  • Interestingly, people gave me a lot less shit about this project than I used to get for eating vegetarian. But then that may just be because they knew it was only temporary. Some were really supportive, too – @starlightCircus even surprised me with vegan muffins! ♥
    2013-01-08 20.37.26s

Stuff I’ve tried:

  • Vegan waffles. (OMG, so. damn. good.)
  • Soy yoghurt. I’ve always loved soy pudding (chocolate!! ♥), but I was very hesitant trying yoghurt because in my mind, soy and yoghurt didn’t mix well. However, I really liked it. (Now, that was only one kind, so I’ll have to try some more soon.)
  • Vegan cream cheese. We’re not going to be friends.
  • Coconut water with mango. Interesting but not really my thing (expected that much because I don’t like it fresh, either).

Stuff I wanted to try but didn’t:

  • Vegan cheese (slices). Didn’t find it.
  • Vegan feta. Found it but didn’t have much use for it right away. May do that during the barbecue season.
  • Vegan milk chocolate. Didn’t look for it.

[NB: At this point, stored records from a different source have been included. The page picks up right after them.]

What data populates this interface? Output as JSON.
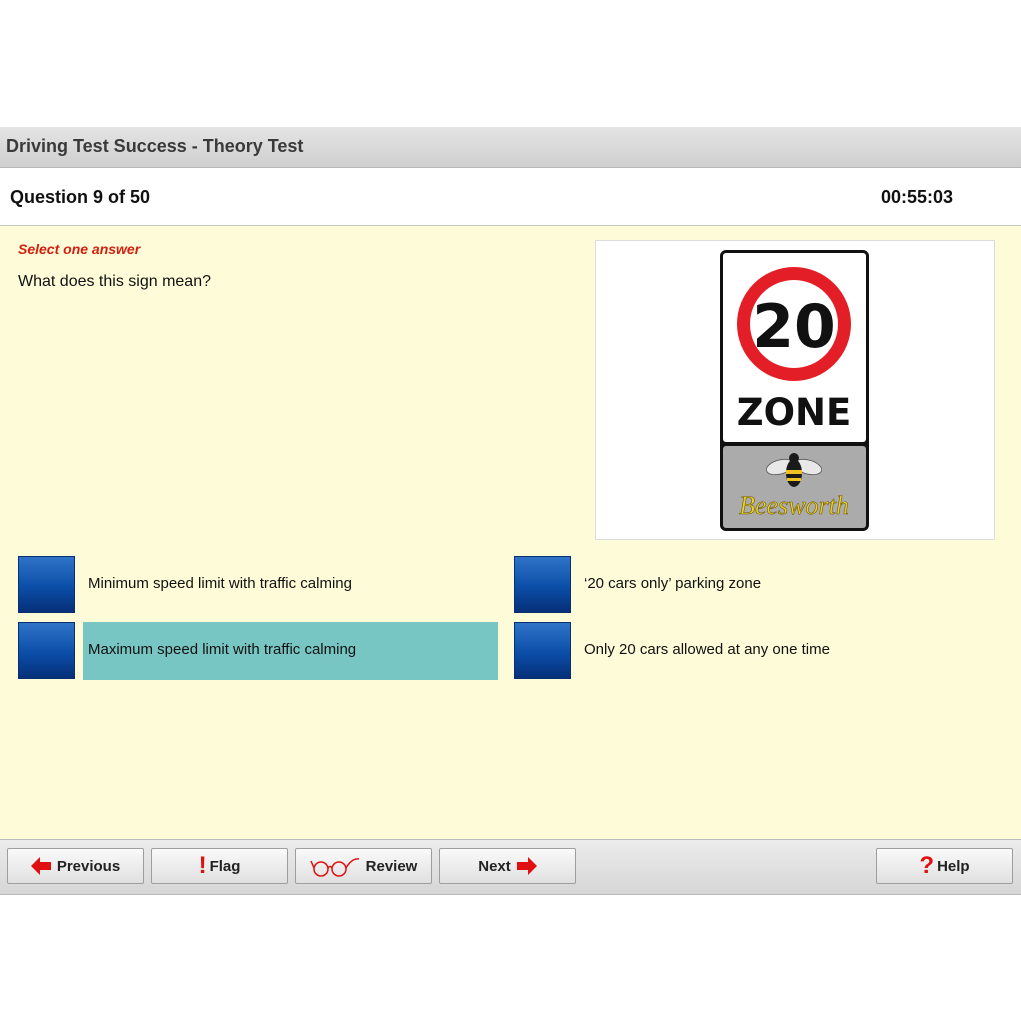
{
  "app": {
    "title": "Driving Test Success - Theory Test"
  },
  "question": {
    "counter": "Question 9 of 50",
    "timer": "00:55:03",
    "instruction": "Select one answer",
    "text": "What does this sign mean?"
  },
  "sign": {
    "speed": "20",
    "zone_label": "ZONE",
    "place_name": "Beesworth",
    "ring_color": "#e41e26",
    "place_color": "#f0d21e"
  },
  "answers": [
    {
      "label": "Minimum speed limit with traffic calming",
      "selected": false
    },
    {
      "label": "‘20 cars only’ parking zone",
      "selected": false
    },
    {
      "label": "Maximum speed limit with traffic calming",
      "selected": true
    },
    {
      "label": "Only 20 cars allowed at any one time",
      "selected": false
    }
  ],
  "footer": {
    "previous_label": "Previous",
    "flag_label": "Flag",
    "review_label": "Review",
    "next_label": "Next",
    "help_label": "Help"
  },
  "icons": {
    "previous": "arrow-left-icon",
    "flag": "exclamation-icon",
    "review": "glasses-icon",
    "next": "arrow-right-icon",
    "help": "question-mark-icon"
  },
  "colors": {
    "accent_red": "#e01010",
    "selected_answer": "#78c6c4",
    "answer_box": "#0b4ea8",
    "content_bg": "#fefbd8"
  }
}
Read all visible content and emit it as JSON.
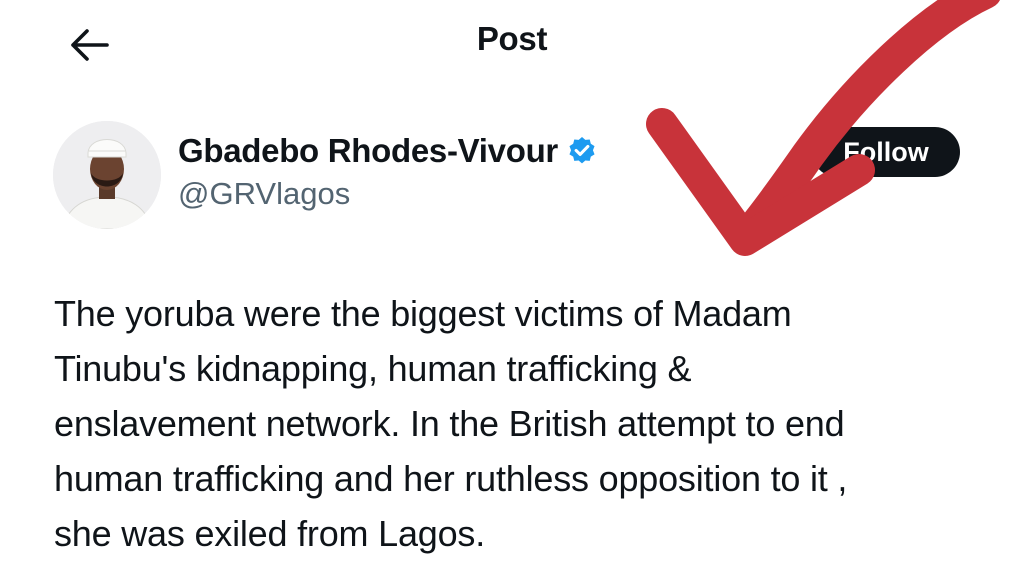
{
  "header": {
    "title": "Post",
    "back_icon": "arrow-left-icon",
    "more_icon": "more-dots-icon"
  },
  "author": {
    "name": "Gbadebo Rhodes-Vivour",
    "handle": "@GRVlagos",
    "verified": true,
    "verified_color": "#1d9bf0",
    "follow_label": "Follow"
  },
  "post": {
    "lines": [
      "The yoruba were the biggest victims of Madam",
      "Tinubu's kidnapping, human trafficking &",
      "enslavement network. In the British attempt to end",
      "human trafficking and her ruthless opposition to it ,",
      "she was exiled from Lagos."
    ]
  },
  "overlay": {
    "arrow_color": "#c8333a"
  }
}
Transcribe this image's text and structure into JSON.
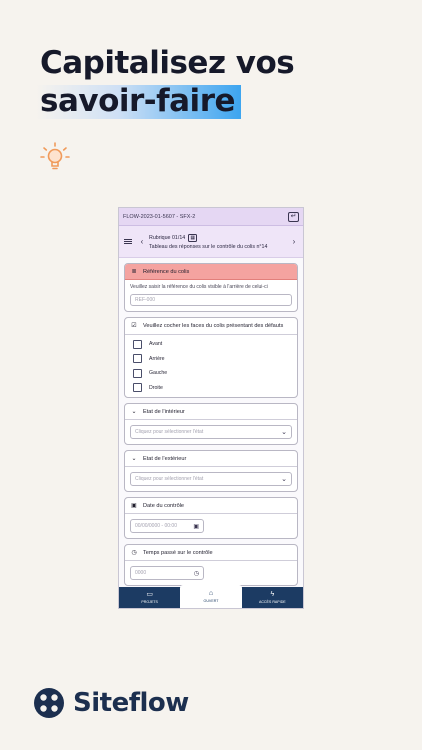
{
  "hero": {
    "line1": "Capitalisez vos",
    "line2": "savoir-faire"
  },
  "phone": {
    "topbar": {
      "title": "FLOW-2023-01-5607 - SFX-2"
    },
    "header": {
      "rubrique": "Rubrique 01/14",
      "subtitle": "Tableau des réponses sur le contrôle du colis n°14"
    },
    "sections": {
      "reference": {
        "title": "Référence du colis",
        "instruction": "Veuillez saisir la référence du colis visible à l'arrière de celui-ci",
        "placeholder": "REF-000"
      },
      "faces": {
        "title": "Veuillez cocher les faces du colis présentant des défauts",
        "options": [
          "Avant",
          "Arrière",
          "Gauche",
          "Droite"
        ]
      },
      "interior": {
        "title": "Etat de l'intérieur",
        "placeholder": "Cliquez pour sélectionner l'état"
      },
      "exterior": {
        "title": "Etat de l'extérieur",
        "placeholder": "Cliquez pour sélectionner l'état"
      },
      "date": {
        "title": "Date du contrôle",
        "placeholder": "00/00/0000 - 00:00"
      },
      "time": {
        "title": "Temps passé sur le contrôle",
        "placeholder": "0000"
      }
    },
    "nav": [
      {
        "label": "PROJETS",
        "icon": "folder-icon"
      },
      {
        "label": "OUVERT",
        "icon": "inbox-icon"
      },
      {
        "label": "ACCÈS RAPIDE",
        "icon": "lightning-icon"
      }
    ]
  },
  "brand": {
    "name": "Siteflow"
  },
  "colors": {
    "background": "#f6f3ee",
    "nav": "#1c3b63",
    "header": "#e5d7f3",
    "alert": "#f4a3a0",
    "accent": "#3da5f0",
    "bulb": "#f09a5a"
  }
}
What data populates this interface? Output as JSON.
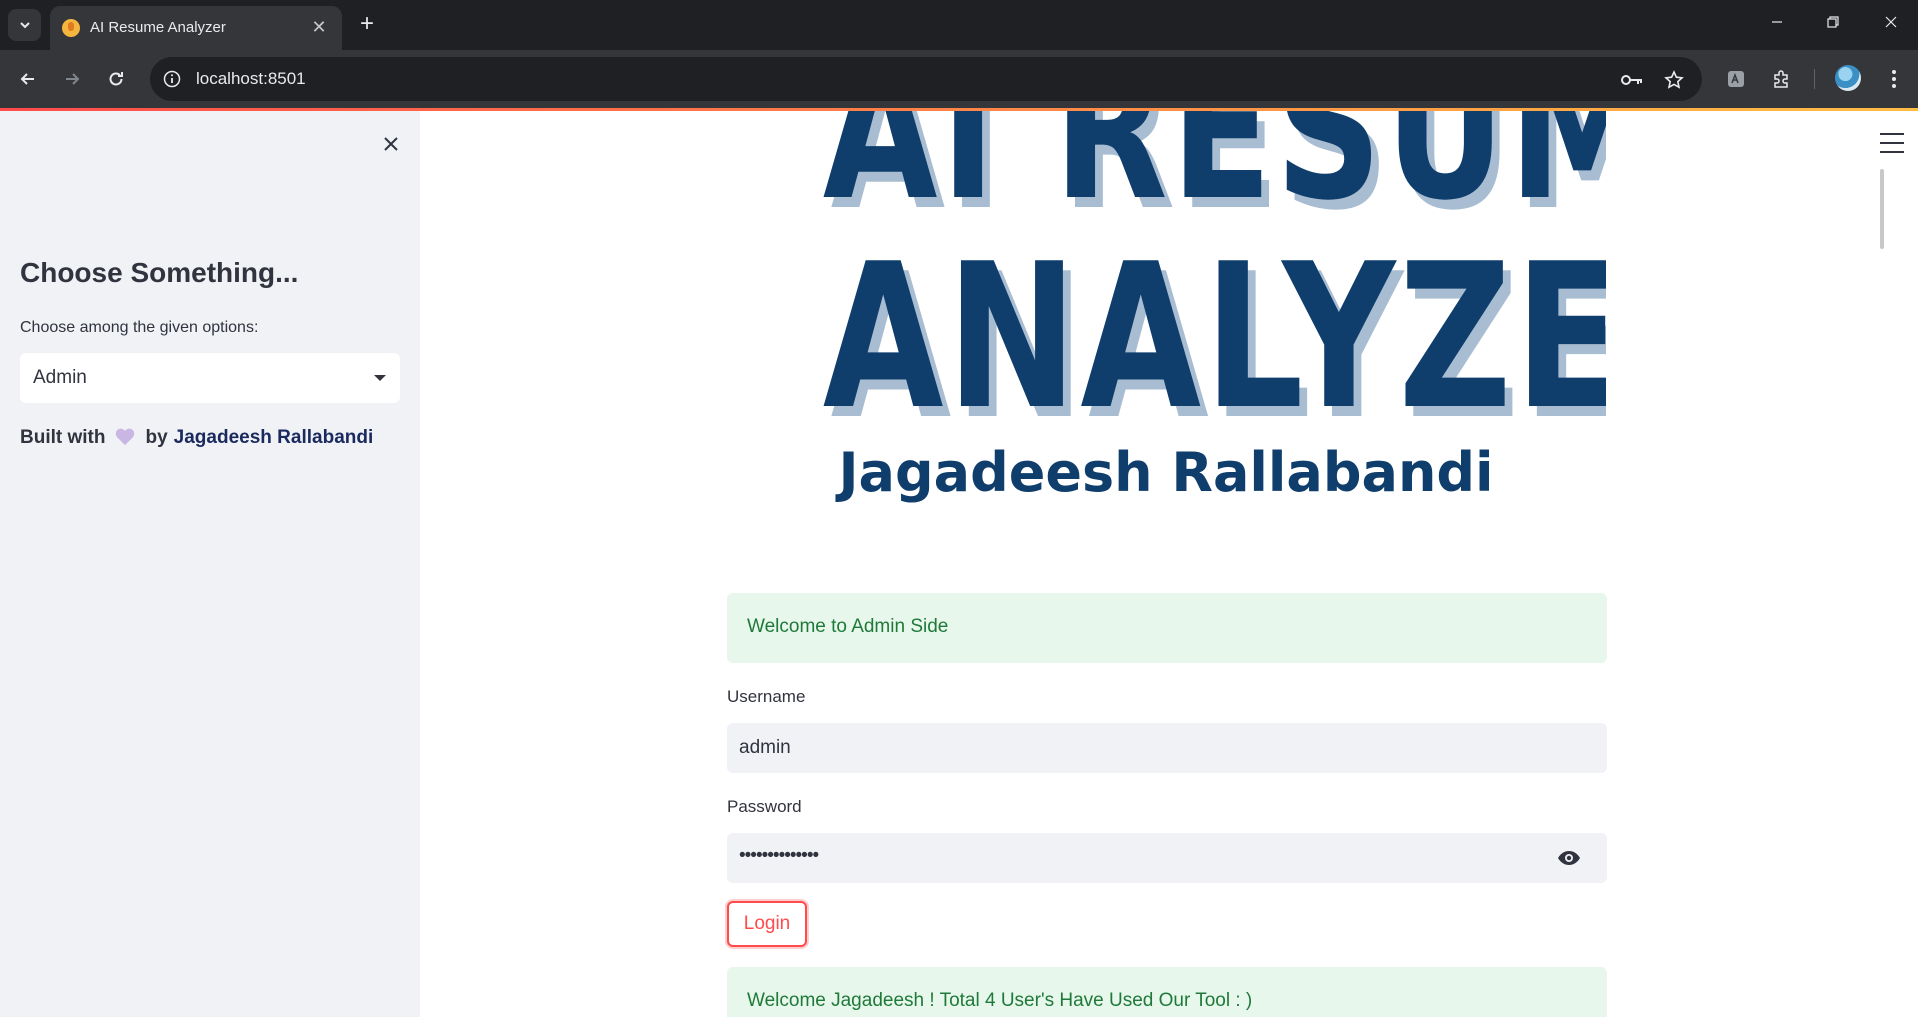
{
  "browser": {
    "tab_title": "AI Resume Analyzer",
    "url": "localhost:8501"
  },
  "sidebar": {
    "heading": "Choose Something...",
    "select_label": "Choose among the given options:",
    "select_value": "Admin",
    "built_with": "Built with",
    "by": "by",
    "author": "Jagadeesh Rallabandi"
  },
  "banner": {
    "line1": "AI RESUME",
    "line2": "ANALYZER",
    "author": "Jagadeesh Rallabandi"
  },
  "main": {
    "welcome_alert": "Welcome to Admin Side",
    "username_label": "Username",
    "username_value": "admin",
    "password_label": "Password",
    "password_value": "••••••••••••••",
    "login_label": "Login",
    "success_alert": "Welcome Jagadeesh ! Total 4 User's Have Used Our Tool : )"
  },
  "colors": {
    "accent": "#ff4b4b",
    "banner_blue": "#0f3e6c",
    "success_bg": "#e7f7eb",
    "success_text": "#1f7a3a",
    "sidebar_bg": "#f0f2f6"
  },
  "icons": [
    "tab-search-icon",
    "close-icon",
    "plus-icon",
    "minimize-icon",
    "restore-icon",
    "back-icon",
    "forward-icon",
    "reload-icon",
    "info-icon",
    "key-icon",
    "star-icon",
    "extension-icon",
    "puzzle-icon",
    "more-vert-icon",
    "menu-icon",
    "eye-icon",
    "heart-icon"
  ]
}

What did I eat?

  • Monday: Lye pretzel, Pasta with Tomato Sauce (Mensa; no parmesan on top, and no salad or soup for me), pretzel sticks, soy yoghurt with mango, bread with salami and cream cheese alternatives (the first of which I had to find out is actually not vegan since the proteins come from eggs), tangerines.
  • Tuesday: Banana, bread with jelly, chocolate pudding, waffles, muffins, even more waffles.Waffles
  • Wednesday: Waffles, tangerine, Pasta Aglio e Olio with dried tomatoes, muffins.
  • Thursday: Chocolate pudding, tangerine, Wraps with Falafel and Veggies.
    Wrap with Falafel
  • Friday: Bread with sausage and cream cheese, tangerine, muffins, Chickpea Curry, banana, chocolate pudding.
    Chickpea Curry
  • Saturday: Banana, Best Fried Potatoes I’ve Ever Made (with dried tomatoes, rosemary, onions) and Salad with impromptu dressing (and I was so sure I had balsamic vinegar!!!), rolls, chocolate pudding, rice waffles with chocolate.
    Fried potatoes and salad
  • Sunday: Bread with sausage and cream cheese, Thai Curry, rice waffle with chocolate, some Indian food @Nirzaree made for me (veggies in a tomato sauce, and pan bread), chocolate.


Waffles (German)
Chickpea Curry (German)


Where do I go from here?

This was a very interesting experience for me, and I would (will) certainly do this again. However, I really really missed chocolate (or at least some more variety) and cheese. What I didn’t miss at all: Meat. I expected that much since I never found it hard to be vegetarian from a psychological standpoint (it just sucks in some restaurants), and I’m considering going back to eating mostly or exclusively vegetarian.

I’d also prefer to buy dairy products and eggs from a place where I know the animals are treated well, so if you know something in (or very close to) Kaiserslautern, I’d love to hear about it!